━━ Dataset
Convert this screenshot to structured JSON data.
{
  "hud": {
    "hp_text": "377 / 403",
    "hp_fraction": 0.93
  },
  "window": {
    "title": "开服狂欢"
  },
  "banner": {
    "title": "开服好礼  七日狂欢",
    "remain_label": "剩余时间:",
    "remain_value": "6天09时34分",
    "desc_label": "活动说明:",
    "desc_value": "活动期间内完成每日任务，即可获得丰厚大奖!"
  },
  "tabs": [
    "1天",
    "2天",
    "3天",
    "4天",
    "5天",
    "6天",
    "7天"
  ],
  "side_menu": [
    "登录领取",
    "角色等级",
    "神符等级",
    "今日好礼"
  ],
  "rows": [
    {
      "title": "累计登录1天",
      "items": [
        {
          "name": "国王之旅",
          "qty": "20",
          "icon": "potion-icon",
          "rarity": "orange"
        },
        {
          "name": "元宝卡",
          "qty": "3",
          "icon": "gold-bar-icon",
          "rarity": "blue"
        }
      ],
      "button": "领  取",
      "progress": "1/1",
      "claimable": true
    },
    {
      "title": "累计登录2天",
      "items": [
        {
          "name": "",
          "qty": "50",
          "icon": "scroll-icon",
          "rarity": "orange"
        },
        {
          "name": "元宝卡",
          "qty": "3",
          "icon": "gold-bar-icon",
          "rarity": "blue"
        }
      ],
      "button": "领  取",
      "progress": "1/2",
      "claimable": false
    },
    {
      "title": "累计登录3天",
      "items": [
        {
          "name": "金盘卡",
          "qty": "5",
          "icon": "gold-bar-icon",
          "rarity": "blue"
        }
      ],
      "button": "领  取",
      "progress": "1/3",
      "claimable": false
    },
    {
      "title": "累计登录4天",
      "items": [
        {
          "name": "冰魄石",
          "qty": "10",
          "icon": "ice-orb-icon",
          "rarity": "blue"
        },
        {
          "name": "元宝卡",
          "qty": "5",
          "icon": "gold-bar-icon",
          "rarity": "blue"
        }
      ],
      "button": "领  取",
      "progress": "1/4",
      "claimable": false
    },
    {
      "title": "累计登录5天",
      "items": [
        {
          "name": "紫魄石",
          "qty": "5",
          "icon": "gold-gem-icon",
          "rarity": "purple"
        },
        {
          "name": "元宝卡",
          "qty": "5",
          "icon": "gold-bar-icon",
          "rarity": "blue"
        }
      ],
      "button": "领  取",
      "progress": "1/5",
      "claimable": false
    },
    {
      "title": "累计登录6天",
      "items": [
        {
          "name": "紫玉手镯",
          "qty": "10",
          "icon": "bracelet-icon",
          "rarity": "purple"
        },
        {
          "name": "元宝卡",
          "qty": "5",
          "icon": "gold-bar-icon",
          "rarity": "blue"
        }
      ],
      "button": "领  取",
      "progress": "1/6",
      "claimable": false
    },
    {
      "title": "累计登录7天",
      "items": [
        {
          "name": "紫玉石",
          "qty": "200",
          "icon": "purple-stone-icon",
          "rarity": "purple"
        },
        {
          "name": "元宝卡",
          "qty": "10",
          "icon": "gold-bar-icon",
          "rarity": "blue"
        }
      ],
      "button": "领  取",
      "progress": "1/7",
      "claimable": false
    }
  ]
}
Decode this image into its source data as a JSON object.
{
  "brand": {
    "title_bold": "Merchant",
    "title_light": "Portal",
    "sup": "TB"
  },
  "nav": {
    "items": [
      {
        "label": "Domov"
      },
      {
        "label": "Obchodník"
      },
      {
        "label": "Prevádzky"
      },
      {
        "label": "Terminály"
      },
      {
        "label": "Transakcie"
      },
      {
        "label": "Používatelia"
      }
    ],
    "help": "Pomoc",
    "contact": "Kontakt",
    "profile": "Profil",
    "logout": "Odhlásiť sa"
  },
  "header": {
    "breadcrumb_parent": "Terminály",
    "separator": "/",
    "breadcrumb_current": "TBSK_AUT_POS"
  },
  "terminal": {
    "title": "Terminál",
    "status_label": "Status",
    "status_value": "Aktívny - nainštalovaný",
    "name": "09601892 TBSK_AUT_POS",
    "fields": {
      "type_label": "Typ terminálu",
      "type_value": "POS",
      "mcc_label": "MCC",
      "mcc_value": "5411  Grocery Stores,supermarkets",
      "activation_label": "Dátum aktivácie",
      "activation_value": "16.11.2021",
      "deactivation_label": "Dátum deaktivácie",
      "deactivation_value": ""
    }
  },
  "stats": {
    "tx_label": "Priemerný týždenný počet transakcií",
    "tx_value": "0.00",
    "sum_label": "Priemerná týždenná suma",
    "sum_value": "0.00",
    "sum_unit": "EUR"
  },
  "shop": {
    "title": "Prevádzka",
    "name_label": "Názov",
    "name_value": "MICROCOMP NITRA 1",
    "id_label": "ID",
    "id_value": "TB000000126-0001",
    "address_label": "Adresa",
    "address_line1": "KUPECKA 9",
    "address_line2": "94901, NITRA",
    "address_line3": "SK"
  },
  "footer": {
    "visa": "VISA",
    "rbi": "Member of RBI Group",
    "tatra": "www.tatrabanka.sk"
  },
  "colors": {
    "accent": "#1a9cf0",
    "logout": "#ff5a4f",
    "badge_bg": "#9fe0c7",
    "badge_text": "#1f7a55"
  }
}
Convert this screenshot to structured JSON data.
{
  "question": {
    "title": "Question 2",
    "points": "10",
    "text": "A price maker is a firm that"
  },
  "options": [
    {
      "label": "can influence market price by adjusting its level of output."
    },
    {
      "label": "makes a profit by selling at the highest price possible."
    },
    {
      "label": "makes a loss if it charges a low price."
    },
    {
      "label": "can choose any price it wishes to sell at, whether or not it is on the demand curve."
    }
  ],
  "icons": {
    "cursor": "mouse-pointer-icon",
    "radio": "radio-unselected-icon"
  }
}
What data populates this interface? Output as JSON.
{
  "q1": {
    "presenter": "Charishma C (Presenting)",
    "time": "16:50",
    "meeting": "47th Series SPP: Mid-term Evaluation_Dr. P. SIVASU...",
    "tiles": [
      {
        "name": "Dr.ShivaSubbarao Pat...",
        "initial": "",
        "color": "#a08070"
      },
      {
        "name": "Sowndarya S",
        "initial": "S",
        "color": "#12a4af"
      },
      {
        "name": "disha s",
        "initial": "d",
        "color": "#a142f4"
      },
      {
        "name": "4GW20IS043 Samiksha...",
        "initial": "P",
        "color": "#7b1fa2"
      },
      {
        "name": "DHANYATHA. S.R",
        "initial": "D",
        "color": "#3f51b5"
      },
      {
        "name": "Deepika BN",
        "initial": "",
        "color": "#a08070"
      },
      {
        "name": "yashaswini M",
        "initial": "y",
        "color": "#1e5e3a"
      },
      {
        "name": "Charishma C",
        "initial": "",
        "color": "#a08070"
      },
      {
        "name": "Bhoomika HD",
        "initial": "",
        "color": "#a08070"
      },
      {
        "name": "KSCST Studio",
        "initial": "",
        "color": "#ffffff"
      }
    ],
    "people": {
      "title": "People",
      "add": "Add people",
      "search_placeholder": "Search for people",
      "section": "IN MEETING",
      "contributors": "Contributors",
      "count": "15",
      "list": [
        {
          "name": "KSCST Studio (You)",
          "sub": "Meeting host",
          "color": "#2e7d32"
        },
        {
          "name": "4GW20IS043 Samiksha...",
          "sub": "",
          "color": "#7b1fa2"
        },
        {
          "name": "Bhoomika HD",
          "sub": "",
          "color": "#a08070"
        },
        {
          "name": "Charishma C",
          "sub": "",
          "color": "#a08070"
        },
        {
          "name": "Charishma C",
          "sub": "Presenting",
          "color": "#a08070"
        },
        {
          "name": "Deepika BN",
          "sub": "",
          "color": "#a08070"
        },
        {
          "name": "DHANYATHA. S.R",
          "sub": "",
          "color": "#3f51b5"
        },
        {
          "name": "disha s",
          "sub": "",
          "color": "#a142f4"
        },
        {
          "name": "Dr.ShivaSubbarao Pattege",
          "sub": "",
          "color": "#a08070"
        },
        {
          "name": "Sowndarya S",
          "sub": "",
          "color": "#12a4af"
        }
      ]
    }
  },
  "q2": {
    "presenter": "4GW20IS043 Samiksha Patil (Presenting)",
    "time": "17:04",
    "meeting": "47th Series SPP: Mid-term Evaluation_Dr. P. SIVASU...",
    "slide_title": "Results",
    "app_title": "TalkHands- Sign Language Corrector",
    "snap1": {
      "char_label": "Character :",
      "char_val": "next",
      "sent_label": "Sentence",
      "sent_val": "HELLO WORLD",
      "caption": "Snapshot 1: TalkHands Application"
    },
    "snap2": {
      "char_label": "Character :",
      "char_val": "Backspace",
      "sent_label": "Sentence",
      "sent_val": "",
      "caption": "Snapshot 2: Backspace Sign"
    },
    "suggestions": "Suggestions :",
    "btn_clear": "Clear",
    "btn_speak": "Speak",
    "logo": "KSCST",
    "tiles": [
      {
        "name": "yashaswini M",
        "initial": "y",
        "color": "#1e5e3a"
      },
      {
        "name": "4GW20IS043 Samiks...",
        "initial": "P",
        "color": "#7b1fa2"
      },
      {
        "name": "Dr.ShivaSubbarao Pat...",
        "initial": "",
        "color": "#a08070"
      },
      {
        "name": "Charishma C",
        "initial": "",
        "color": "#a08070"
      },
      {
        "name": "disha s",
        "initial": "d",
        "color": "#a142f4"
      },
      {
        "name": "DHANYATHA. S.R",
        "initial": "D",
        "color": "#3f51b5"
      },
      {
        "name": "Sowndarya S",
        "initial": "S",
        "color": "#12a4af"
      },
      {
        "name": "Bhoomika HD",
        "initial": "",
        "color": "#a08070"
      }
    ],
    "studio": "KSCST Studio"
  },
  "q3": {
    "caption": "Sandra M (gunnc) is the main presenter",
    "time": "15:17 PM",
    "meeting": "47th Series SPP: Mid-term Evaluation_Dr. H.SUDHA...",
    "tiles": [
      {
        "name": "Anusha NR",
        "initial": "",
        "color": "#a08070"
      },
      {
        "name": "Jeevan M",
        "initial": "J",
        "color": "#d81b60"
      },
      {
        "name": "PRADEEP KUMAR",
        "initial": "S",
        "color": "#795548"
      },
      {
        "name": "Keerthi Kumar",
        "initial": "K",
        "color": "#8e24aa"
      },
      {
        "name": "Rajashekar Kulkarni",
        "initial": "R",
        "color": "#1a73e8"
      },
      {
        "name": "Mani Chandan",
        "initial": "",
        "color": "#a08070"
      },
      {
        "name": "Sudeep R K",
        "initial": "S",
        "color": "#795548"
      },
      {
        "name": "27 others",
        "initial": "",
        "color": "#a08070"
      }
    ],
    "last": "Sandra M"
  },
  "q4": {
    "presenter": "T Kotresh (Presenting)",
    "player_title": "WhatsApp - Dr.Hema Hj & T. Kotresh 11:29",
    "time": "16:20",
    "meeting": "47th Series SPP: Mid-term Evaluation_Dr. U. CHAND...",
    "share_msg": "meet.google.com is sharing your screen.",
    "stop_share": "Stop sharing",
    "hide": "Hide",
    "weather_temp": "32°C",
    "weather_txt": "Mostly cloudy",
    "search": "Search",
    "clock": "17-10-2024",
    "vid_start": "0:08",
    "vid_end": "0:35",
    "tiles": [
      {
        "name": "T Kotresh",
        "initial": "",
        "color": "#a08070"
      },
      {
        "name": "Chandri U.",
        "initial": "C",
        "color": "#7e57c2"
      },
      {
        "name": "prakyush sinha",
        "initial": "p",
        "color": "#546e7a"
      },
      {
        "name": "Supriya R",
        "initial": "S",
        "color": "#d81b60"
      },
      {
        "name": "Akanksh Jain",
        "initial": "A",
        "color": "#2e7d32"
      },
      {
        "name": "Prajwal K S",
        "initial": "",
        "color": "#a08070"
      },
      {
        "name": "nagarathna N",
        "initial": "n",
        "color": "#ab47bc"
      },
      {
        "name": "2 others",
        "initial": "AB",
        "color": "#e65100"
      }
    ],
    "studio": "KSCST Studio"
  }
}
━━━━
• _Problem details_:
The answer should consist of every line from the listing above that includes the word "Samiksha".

• _Solution_:
        "name": "4GW20IS043 Samiksha...",
          "name": "4GW20IS043 Samiksha...",
    "presenter": "4GW20IS043 Samiksha Patil (Presenting)",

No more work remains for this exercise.